Rogers argues that the money laundering jury instruction is erroneous because it allowed the jury to convict if it found any portion of the money involved in the transaction was criminally derived, rather than requiring the jury to find $10,000 to be criminally derived as 18 U.S.C. § 1957 mandates. The defendant did not object to the instruction below. Therefore, to prevail on appeal, he must show: (1) the instruction was in error; (2) the error was plain; and (3) the error affected substantial rights. See United States v. Turman, 122 F.3d 1167, 1169-70 (9th Cir. 1997). Any confusion caused by the instruction here does not rise to the level of plain error. The instruction tracks the language in case law setting out the elements required for a money laundering conviction.
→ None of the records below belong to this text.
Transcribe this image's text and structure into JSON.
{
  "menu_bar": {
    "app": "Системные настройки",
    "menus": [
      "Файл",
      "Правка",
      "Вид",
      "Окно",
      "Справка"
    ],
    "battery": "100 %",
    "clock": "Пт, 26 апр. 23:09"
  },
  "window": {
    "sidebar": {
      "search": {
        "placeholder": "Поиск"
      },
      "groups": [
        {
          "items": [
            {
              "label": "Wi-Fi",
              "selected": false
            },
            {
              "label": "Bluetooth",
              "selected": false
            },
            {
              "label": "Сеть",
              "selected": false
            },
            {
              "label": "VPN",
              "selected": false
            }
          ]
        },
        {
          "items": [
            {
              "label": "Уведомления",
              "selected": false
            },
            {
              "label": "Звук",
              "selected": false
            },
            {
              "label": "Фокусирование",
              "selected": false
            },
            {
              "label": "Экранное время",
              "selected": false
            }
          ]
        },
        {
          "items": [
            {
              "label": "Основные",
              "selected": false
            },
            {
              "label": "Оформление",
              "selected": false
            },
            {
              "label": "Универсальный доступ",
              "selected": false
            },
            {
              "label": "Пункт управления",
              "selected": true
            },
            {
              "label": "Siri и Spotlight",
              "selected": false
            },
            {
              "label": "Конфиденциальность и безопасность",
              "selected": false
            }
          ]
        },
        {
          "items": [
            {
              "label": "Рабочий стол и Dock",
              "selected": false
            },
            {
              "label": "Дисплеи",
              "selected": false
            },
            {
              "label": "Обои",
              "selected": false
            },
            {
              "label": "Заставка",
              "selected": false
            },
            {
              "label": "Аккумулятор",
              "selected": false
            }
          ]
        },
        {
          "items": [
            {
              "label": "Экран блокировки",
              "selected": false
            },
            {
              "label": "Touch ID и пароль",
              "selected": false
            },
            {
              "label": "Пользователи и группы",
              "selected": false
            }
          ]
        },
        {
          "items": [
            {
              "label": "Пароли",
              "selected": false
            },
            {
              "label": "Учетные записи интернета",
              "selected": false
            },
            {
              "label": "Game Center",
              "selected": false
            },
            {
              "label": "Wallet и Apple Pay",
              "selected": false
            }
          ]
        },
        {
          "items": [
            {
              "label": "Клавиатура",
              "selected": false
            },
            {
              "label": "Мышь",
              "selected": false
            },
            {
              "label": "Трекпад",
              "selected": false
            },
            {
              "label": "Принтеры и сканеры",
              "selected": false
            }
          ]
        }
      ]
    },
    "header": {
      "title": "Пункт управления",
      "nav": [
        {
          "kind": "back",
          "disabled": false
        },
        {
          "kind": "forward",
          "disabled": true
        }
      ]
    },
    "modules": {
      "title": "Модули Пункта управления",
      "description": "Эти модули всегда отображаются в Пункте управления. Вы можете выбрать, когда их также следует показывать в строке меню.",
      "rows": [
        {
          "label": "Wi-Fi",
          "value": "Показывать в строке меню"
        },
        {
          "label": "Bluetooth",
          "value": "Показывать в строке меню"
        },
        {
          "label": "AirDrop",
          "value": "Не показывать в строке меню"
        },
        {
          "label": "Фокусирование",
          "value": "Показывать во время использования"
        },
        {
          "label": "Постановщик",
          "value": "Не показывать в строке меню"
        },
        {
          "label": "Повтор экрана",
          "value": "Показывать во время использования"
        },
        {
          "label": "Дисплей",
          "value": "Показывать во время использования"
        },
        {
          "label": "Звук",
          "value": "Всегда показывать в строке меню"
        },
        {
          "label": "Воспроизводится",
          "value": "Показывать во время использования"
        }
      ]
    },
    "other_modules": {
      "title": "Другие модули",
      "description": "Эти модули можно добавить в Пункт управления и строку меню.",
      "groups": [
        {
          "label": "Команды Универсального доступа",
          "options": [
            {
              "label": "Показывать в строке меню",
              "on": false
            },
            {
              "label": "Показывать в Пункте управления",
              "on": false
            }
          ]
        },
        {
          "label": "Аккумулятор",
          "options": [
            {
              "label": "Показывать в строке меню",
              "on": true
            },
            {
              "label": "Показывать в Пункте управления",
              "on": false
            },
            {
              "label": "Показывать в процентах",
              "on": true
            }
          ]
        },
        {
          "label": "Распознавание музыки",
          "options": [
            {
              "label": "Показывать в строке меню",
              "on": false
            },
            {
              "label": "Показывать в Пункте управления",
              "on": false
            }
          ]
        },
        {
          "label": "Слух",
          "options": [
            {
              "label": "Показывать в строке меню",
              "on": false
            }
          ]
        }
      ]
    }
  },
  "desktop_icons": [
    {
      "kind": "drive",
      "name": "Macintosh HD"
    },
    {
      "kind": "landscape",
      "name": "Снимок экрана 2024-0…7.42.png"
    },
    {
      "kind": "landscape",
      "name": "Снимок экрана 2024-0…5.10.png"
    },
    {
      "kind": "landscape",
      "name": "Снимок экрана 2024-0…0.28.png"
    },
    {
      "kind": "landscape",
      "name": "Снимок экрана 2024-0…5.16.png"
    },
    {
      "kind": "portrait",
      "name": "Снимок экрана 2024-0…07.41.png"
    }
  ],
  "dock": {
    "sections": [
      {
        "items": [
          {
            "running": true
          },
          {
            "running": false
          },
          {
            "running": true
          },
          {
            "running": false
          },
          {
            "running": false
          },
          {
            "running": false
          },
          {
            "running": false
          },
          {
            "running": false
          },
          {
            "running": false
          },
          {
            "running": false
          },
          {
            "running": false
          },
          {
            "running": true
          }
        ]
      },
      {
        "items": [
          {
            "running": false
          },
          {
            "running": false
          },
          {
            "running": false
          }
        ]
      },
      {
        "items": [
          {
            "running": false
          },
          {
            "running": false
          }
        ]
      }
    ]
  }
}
See Messer, 197 F.3d at 341. Further, all of the charged transactions were for amounts greater than $10,000. There was no plain error.
V. Ineffective Assistance Of Counsel
Rogers argues that his counsel at trial was ineffective because he failed to develop sufficiently a "good faith" defense and failed to object to a jury instruction, among other things. This claim of ineffective assistance of counsel is inappropriate on direct appeal. See United States v. Ross, 206 F.3d 896, 900 (9th Cir. 2000). The record is not sufficiently developed to allow review, and the legal representation was not so inadequate that it clearly denied Rogers his Sixth Amendment right to counsel. See id. Rogers' ineffective assistance of counsel claim is more appropriately considered in a collateral proceeding.
The district court did not err by increasing Rogers' offense level by two levels for obstruction of justice pursuant to USSG § 3C1.1. To support this enhancement, the district court must find that Rogers (1) gave false testimony; (2) on a material matter; (3) with willful intent. United States v. Robinson, 63 F.3d 889, 892 (9th Cir. 1995). The record supports the district court's finding that Rogers was misleading in his testimony about whether he personally pitched IFR to investors and the representations he made about what he was doing with the money. Although Rogers stated that he did not solicit investors and never gave an investment pitch, investors gave testimony to the contrary. The record also supports the district court's finding that Rogers misrepresented what he was doing with the money the investors gave him. Different investors testified as to the various stories Rogers told them about where the money was being sent. Rogers denied making any of these statements. Given the testimony of several witnesses regarding these facts, the district court's finding that Rogers obstructed justice was not clearly erroneous. See United States v. Dunnigan, 507 U.S. 87, 95-96, 113 S.Ct. 1111, 122 L.Ed.2d 445 (1993) (concluding there was "ample support" for the district court's finding given contradicting testimony by numerous witnesses).
The district court also did not err in enhancing Rogers' sentence ten levels pursuant to USSG § 2F1.1 for an amount of loss greater than $500,000 resulting from the fraud offense. USSG § 2F1.1 required the district court to consider the entire loss caused by the fraudulent scheme, and the loss is not limited by the counts of conviction. USSG § 2F1.1 cmt. n. 7 (2000); United States v. Fine, 975 F.2d 596, 599 (9th Cir. 1992) (en banc). The record shows that Rogers took in $1.6 million in total from investors. Thus, the ten-level enhancement was proper.
Finally, the district court increased Rogers' offense level by two levels pursuant to USSG § 2S1.2(b)(1)(B) (2000) because it found that he had specific knowledge that the funds involved in money laundering were the proceeds of an unlawful activity. There was sufficient evidence for the jury to infer Rogers' knowledge that the laundered funds were proceeds from mail and wire fraud. Thus, it was not clearly erroneous for the district court to find at sentencing that Rogers had knowledge of unlawful money laundering.